After painting the bull's-eye on the chest and turning "Embrace The Target" and "Try Not To Suck" into viral T-shirts, a guy who hates meetings is still working on his themes for this campaign.

"I'm really rotating around the thought of authenticity," Maddon said. "I talked about it a lot last year, the fact that I think authenticity has a chance to repeat itself without even trying. It's part of who you are. It's not fabricated. It's real.

"I've talked about our guys a lot the last couple years. I think one of our strongest qualities is the authentic component of our players. So I'm really focusing on that word right now. Again, that's a great word to bring an entire message from (when) you get in front of the group that first day in spring training.

"I kind of just think like authenticity happens. And let's work it from there."

The costumes should be in midseason form with Maddon planning a house party around Tampa's Gasparilla Pirate Festival before driving his RV from Florida to Arizona.

Maddon will turn 63 on Feb. 8 and have to keep evolving, just like his players, who might outgrow some of those gimmicks. But the Cubs are still a reflection of their future Hall of Fame manager.

Amid all the uncertainty in Washington, Maddon wouldn't touch a question about what advice he would give Donald Trump before Friday's inauguration.

"I'm not even going to go anywhere close to that," Maddon said. "I will say this: I have a lot of respect of the office.

"At the end of the day, just have a lot of respect for the office, regardless of your political persuasion. My point would be to encourage people to really respect the office and let's see what we get done here over the next four years."

Bulls' Jimmy Butler voted All-Star Game starter

Bulls' Jimmy Butler voted All-Star Game starter

Jimmy Butler is heading to his third straight All-Star Game, and for the first time he'll be in the Eastern Conference's starting lineup.

CSNChicago.com Bulls Insider Vincent Goodwill reported that Butler was voted an All-Star starter.
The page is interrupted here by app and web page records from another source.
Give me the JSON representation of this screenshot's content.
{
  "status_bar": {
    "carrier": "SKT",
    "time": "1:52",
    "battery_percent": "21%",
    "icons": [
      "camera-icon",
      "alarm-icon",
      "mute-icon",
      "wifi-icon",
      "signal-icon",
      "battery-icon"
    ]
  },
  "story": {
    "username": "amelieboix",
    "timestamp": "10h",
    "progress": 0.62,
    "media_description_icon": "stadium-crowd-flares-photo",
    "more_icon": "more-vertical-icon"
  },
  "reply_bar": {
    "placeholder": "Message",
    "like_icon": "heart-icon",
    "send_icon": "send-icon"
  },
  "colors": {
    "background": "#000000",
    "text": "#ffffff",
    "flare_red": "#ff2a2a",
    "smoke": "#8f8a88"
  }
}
Butler has been sensational this season, averaging a career-best 24.8 points (tied for the 10th-best mark in the league entering Thursday's games), 6.8 rebounds and 4.8 assists per contest through 41 games. He's shooting 45.2 percent from the field and 34.5 percent from 3-point range.
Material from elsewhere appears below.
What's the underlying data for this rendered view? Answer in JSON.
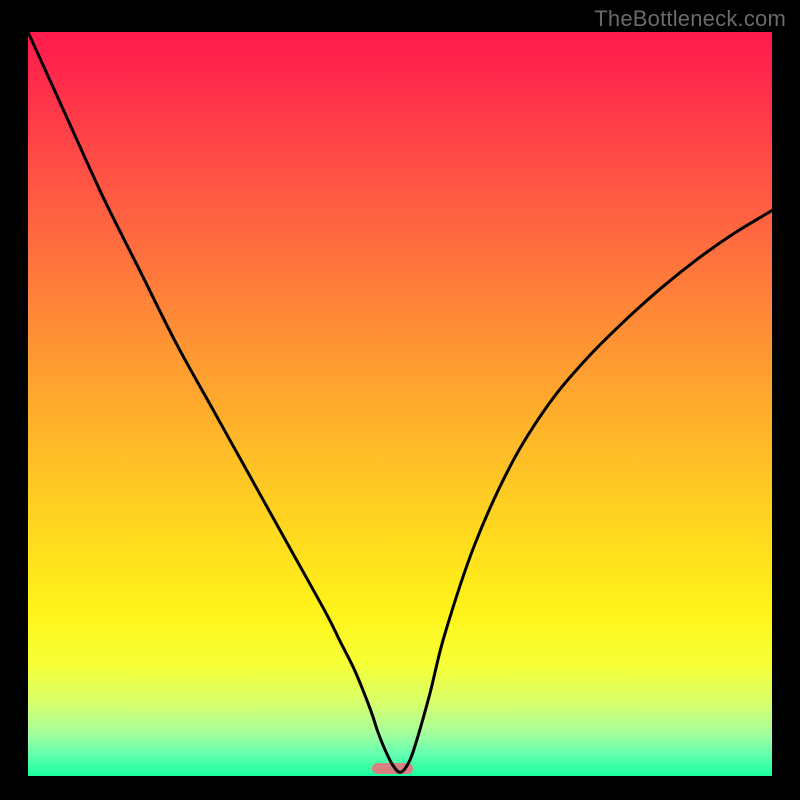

Butler previously made Eastern Conference All-Star squads in the 2014-15 and 2015-16 seasons, though this is his first time in the starting five.